It could be argued then that the impetus for Monday’s decision was concern over what the Page FISA might eventually reveal. In trying to undermine the purpose for that surveillance, Trump and Republicans could potentially be working to hide crucial information relevant to the Russia investigation’s conclusion — an act that would clearly constitute obstruction of justice.

A massive conflict of interest

As previously noted, one of the key cheerleaders behind Trump’s decision was none other than California Rep. Devin Nunes (R), a longtime ally of Trump who served as an Executive Committee member on the president’s official White House transition team.

It’s unclear whether the White House was acting on Nunes’ advice when it made the decision to declassify, but the close connection between the two has raised eyebrows.

Nunes currently serves as chairman of the House Intelligence Committee, which previously carried out its own probe into Trump-Russia collusion. In April this year, the Republican majority of the House Intelligence Committee released a 250-page report, which fully cleared Trump and his associates of any wrongdoing. 

Specifically, the report found “no evidence” that Trump had “colluded, coordinated or conspired with Russia” to win the 2016 election. Trump immediately hailed the report as a victory, claiming it was proof the special counsel investigation had no merit.

Nunes himself has faced criticism over his behavior in connection with the House probe. In April 2017, the Office of Congressional Ethics launched an investigation into Nunes over his decision to take supposedly classified materials he had obtained through White House sources to the media. He later returned to the probe after ethics officials declared the materials unclassified.

In August, it was revealed Nunes had traveled to the U.K. to meet with British intelligence officials and discuss the former MI-6 officer, Christopher Steele, who had compiled the now-notorious Steele dossier, which includes allegations of collusion between Trump and Russian officials. Nunes previously sent two aides to meet with British intelligence officials last year. In both cases, Nunes was unsuccessful.

So far, Nunes has downplayed concerns over the declassification, shrugging off suggestions that the move would endanger national security and saying the documents will prove the Russia investigation is a partisan witch-hunt.

“It’s laughable that they are saying this will somehow endanger national security. This is really full transparency for the American people,” he said, during an interview with Fox News’ Laura Ingraham on Monday night.

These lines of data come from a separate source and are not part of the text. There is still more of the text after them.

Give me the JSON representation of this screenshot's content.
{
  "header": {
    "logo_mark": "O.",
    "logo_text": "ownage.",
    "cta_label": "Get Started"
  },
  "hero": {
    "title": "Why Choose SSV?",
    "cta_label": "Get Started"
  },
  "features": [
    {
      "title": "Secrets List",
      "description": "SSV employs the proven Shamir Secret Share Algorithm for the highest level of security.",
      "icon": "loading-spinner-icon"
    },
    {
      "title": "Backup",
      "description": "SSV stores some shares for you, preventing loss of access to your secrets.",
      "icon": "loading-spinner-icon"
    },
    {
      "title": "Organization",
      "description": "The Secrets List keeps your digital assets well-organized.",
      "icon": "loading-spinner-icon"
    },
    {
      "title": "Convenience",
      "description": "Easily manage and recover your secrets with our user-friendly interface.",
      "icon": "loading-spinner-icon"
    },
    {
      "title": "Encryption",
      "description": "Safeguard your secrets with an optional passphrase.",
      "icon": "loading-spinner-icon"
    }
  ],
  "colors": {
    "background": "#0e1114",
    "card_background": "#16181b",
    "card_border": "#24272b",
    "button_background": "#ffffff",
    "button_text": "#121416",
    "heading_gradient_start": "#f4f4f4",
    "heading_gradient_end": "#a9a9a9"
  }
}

“Finally, there is exculpatory information that the president has ordered declassified that needs to happen,” he added. “And then additionally, I think everybody knows there are text messages between the top leaders at the F.B.I. at the time that the president ordered declassified. This has got to be a great day for the American people.”